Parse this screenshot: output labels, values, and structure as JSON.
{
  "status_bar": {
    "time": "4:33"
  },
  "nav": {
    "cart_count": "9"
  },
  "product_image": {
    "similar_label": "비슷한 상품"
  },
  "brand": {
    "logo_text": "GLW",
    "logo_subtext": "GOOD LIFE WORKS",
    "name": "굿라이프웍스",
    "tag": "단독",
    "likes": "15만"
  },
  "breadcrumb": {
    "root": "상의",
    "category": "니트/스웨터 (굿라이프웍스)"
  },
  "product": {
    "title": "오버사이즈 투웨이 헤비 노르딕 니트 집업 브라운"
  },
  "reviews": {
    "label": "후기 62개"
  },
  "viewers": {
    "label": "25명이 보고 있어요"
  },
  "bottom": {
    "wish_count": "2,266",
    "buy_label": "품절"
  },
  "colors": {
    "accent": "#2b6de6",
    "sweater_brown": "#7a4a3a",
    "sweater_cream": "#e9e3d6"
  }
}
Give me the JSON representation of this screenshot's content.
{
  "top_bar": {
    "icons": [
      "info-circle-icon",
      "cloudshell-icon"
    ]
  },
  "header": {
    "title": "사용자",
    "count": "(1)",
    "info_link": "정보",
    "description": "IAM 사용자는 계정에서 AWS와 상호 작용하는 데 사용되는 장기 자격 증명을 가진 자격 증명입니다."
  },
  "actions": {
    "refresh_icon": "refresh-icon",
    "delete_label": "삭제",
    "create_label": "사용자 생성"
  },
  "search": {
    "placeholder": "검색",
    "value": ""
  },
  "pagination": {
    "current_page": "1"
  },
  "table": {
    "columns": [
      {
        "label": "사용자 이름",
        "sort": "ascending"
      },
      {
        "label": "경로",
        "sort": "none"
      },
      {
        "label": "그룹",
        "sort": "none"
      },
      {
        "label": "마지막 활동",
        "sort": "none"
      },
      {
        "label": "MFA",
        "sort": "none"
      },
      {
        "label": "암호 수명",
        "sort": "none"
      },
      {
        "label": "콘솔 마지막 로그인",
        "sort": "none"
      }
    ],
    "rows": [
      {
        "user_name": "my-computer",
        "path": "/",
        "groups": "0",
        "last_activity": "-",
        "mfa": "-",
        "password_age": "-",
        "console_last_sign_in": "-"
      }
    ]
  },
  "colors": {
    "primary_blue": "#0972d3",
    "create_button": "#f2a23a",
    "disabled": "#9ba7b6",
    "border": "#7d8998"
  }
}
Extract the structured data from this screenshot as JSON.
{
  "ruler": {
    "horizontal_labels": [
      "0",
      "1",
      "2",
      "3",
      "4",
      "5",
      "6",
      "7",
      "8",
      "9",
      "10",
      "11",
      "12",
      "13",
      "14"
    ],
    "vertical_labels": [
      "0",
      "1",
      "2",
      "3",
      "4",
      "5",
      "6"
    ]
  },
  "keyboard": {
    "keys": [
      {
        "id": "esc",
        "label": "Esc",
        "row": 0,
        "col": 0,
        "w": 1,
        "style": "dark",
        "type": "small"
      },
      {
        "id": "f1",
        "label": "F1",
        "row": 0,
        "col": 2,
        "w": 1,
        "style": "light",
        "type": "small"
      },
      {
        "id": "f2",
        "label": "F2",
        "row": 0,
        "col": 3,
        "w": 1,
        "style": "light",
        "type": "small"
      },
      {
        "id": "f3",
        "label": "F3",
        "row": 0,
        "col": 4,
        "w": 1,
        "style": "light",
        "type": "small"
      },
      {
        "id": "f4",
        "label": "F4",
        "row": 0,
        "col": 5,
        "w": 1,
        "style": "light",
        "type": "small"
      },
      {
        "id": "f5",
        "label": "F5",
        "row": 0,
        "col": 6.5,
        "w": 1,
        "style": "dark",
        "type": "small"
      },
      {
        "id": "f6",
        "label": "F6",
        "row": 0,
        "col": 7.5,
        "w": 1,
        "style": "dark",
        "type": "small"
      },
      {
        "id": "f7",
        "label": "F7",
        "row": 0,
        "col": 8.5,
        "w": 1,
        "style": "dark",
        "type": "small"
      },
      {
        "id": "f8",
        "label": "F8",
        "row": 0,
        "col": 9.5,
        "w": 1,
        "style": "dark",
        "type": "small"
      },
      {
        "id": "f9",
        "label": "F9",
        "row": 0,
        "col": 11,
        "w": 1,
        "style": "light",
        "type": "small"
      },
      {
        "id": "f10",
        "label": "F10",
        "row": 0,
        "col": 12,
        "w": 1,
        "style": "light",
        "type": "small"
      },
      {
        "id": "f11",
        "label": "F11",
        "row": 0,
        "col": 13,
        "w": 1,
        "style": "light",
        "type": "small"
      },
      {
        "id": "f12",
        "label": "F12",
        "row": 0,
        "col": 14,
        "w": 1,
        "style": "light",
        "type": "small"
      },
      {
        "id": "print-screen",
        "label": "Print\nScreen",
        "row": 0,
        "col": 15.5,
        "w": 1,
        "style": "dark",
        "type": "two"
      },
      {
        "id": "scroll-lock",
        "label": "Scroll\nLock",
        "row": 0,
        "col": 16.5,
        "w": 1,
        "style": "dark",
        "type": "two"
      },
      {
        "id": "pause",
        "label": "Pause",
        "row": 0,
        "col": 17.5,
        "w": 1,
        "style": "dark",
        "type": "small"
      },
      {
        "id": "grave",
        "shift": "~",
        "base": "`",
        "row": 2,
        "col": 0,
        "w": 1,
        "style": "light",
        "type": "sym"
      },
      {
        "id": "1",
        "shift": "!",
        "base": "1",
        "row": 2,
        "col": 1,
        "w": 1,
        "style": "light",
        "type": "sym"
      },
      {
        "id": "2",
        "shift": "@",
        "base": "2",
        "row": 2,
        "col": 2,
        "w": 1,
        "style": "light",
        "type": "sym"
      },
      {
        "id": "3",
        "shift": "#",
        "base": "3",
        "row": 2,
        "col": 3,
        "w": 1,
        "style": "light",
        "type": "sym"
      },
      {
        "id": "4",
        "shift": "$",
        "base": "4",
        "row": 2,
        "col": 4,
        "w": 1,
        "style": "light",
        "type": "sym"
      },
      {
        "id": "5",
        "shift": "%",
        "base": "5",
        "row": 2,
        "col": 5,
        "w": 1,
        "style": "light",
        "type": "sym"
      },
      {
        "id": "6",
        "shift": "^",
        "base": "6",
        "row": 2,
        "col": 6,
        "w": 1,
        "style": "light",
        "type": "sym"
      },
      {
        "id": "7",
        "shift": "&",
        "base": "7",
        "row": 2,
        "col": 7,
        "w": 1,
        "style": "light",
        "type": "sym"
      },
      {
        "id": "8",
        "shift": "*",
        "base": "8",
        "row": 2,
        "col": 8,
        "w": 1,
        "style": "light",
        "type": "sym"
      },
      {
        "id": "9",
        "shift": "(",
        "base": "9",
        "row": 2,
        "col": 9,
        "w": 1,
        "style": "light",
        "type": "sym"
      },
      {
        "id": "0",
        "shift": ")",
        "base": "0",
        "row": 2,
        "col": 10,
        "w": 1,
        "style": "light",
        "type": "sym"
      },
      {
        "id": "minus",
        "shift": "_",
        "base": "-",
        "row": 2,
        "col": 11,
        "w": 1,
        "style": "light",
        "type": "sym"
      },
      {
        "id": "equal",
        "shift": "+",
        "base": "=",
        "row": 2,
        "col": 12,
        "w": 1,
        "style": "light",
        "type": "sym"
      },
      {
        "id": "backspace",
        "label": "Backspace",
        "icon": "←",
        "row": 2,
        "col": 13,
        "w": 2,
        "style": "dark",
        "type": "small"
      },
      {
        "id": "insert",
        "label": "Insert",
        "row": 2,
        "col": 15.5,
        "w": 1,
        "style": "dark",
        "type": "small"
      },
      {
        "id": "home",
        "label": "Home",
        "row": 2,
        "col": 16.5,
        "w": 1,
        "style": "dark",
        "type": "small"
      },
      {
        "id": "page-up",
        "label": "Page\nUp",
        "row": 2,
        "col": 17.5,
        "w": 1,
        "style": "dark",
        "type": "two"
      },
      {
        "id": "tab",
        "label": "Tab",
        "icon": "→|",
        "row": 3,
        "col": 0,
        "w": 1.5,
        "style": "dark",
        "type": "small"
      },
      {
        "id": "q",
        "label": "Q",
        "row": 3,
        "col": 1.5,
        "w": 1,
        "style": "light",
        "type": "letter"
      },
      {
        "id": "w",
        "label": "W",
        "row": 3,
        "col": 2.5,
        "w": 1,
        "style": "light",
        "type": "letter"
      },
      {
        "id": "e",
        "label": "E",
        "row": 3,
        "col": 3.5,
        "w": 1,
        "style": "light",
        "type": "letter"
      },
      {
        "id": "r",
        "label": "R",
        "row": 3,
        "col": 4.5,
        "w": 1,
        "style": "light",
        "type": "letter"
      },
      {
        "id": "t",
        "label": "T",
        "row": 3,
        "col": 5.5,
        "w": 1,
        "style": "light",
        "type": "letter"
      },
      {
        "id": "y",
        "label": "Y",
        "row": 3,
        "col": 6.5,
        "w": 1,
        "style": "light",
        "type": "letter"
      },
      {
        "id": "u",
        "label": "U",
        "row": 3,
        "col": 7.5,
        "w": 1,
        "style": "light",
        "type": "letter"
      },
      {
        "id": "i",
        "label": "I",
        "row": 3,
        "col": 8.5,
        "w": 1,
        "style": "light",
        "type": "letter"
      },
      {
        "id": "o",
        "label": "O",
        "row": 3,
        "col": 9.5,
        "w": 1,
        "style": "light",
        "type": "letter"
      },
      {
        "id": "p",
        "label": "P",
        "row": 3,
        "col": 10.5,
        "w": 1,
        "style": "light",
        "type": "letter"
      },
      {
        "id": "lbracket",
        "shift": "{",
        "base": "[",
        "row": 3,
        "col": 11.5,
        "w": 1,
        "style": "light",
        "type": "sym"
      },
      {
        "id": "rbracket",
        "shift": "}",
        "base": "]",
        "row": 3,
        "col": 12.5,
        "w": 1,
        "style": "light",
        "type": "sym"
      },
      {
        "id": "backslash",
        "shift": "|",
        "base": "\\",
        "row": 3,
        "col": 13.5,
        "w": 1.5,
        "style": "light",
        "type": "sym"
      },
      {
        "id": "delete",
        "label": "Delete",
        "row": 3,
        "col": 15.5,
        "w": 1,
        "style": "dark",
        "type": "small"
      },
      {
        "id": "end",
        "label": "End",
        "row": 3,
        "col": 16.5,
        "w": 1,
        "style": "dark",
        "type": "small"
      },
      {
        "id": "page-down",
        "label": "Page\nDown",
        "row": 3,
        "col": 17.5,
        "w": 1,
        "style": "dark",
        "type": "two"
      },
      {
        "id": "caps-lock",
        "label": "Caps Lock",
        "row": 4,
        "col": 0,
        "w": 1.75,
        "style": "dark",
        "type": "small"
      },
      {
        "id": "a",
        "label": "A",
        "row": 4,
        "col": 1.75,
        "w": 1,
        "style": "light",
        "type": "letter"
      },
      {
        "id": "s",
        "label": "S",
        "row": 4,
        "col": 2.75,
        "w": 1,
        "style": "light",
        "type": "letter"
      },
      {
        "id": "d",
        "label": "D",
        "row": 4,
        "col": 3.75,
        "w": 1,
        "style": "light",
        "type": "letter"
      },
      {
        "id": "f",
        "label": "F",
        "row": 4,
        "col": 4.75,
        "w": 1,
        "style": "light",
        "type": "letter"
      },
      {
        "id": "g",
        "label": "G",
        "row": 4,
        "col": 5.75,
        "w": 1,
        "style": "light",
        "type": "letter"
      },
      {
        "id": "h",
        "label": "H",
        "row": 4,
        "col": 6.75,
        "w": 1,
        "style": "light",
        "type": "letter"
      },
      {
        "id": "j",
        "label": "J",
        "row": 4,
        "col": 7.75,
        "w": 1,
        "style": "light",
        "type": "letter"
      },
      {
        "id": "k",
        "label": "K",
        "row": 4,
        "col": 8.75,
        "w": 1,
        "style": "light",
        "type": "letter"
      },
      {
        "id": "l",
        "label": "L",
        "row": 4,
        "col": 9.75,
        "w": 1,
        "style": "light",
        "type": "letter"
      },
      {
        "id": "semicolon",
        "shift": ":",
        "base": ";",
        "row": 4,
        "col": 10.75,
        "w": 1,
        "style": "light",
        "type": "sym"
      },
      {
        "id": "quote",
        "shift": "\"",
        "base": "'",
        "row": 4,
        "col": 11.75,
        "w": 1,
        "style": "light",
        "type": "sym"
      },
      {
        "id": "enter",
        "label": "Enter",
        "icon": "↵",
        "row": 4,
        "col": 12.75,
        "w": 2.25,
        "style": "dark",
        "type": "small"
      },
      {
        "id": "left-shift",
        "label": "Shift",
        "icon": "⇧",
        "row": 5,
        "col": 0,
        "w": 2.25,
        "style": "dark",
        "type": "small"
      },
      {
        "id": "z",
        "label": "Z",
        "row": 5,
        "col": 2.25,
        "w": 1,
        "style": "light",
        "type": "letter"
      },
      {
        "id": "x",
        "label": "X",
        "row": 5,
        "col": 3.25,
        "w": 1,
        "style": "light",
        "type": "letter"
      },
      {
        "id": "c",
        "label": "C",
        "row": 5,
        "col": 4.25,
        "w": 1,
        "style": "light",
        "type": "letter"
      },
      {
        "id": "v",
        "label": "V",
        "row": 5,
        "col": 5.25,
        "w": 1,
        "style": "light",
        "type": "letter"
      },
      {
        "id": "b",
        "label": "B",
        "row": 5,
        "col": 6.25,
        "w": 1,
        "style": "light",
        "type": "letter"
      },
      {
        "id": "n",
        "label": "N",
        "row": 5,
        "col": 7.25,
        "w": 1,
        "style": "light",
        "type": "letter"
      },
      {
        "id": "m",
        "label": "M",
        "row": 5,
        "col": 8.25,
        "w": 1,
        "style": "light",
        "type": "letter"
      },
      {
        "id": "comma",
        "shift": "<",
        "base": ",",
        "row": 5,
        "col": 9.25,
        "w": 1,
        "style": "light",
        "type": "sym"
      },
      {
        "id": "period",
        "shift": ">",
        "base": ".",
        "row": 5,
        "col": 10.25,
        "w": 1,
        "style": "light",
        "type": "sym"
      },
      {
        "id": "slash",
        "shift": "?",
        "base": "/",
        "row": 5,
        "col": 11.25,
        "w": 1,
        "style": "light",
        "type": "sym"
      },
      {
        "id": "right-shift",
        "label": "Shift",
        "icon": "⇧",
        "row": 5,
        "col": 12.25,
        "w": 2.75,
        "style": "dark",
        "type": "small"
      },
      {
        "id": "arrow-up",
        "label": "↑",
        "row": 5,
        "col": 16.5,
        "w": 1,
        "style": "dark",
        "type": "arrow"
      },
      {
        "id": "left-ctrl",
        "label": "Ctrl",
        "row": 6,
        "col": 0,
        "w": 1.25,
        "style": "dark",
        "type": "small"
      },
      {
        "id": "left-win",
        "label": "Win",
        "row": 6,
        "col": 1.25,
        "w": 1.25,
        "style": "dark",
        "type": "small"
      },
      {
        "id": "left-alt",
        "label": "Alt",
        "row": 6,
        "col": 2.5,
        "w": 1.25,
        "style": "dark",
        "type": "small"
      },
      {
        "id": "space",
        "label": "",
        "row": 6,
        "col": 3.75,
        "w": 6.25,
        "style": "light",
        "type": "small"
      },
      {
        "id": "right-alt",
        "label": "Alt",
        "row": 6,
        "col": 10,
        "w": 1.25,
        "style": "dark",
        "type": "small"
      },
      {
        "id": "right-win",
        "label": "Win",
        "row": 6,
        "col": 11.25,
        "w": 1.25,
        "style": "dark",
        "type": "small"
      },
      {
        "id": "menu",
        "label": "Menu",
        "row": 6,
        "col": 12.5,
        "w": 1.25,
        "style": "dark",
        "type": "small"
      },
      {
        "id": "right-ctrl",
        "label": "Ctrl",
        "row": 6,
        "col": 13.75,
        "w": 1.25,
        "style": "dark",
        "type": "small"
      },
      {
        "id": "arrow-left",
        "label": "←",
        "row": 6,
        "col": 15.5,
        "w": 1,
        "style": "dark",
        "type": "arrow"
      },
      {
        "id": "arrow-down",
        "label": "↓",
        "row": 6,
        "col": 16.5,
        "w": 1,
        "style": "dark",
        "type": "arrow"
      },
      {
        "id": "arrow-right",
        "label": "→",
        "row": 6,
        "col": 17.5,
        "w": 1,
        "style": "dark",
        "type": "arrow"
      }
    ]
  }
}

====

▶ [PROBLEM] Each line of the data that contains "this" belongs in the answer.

▶ [TASK SOLUTION]
Parse this screenshot: output labels, values, and structure as JSON.
Give me the JSON representation of this screenshot's content.
Extract the structured data from this screenshot as JSON.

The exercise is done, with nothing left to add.